### Data under study
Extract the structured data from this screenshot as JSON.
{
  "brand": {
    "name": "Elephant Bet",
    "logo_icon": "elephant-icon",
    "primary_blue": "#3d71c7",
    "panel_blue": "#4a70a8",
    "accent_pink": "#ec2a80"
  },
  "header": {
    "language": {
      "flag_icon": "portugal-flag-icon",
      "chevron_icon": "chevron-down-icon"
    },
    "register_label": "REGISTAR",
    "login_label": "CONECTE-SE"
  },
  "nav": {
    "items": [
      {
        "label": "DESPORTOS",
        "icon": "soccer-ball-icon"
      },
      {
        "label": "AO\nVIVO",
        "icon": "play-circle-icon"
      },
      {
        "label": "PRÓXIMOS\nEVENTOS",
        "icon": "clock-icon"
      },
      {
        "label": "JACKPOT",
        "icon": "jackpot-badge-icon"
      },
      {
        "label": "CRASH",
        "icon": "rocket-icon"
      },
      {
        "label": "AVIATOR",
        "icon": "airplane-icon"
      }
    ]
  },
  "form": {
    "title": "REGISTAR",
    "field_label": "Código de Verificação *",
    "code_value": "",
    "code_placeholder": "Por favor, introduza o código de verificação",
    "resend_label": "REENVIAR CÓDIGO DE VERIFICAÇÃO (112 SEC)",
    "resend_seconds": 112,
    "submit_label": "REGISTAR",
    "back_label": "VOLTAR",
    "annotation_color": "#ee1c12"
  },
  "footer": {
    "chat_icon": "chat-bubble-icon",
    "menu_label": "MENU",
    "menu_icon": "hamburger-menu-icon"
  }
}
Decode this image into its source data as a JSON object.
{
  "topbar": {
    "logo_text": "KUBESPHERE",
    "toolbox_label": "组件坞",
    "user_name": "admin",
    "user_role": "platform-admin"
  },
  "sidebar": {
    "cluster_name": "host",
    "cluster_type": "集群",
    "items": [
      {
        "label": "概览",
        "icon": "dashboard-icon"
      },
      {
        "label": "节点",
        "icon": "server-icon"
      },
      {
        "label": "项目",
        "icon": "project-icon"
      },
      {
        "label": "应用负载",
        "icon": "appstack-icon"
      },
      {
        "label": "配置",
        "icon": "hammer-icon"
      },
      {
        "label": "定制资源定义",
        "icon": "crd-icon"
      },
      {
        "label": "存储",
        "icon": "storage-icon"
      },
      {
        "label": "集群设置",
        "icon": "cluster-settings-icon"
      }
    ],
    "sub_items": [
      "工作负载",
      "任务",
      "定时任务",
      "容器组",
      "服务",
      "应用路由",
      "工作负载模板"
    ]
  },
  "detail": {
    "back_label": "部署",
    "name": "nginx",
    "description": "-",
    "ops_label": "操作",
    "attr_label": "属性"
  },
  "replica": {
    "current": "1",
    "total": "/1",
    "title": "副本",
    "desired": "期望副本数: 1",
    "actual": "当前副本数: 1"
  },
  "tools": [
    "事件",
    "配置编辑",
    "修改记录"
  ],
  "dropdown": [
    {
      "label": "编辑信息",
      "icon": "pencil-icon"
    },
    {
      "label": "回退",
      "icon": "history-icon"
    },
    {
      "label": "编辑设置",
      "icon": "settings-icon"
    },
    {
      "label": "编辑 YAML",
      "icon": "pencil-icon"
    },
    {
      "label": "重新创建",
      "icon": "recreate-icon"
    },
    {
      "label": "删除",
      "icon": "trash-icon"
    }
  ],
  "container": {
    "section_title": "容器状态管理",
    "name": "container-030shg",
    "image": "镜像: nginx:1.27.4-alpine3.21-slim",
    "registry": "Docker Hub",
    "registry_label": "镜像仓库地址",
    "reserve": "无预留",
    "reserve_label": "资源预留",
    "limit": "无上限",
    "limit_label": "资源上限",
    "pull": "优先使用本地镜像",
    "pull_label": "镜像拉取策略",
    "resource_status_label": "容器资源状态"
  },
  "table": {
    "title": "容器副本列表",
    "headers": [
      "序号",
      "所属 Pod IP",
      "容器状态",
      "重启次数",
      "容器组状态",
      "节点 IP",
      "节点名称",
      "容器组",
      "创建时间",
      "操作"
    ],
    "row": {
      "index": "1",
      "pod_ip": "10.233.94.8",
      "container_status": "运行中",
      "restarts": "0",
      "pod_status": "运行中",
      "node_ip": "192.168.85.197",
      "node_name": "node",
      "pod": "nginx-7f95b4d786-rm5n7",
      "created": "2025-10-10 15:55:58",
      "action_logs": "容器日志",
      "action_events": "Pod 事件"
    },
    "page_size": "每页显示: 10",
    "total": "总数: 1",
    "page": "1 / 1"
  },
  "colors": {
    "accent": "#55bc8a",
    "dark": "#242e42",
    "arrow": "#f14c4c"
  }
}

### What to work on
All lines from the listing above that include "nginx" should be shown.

### Solution
    "name": "nginx",
    "image": "镜像: nginx:1.27.4-alpine3.21-slim",
      "pod": "nginx-7f95b4d786-rm5n7",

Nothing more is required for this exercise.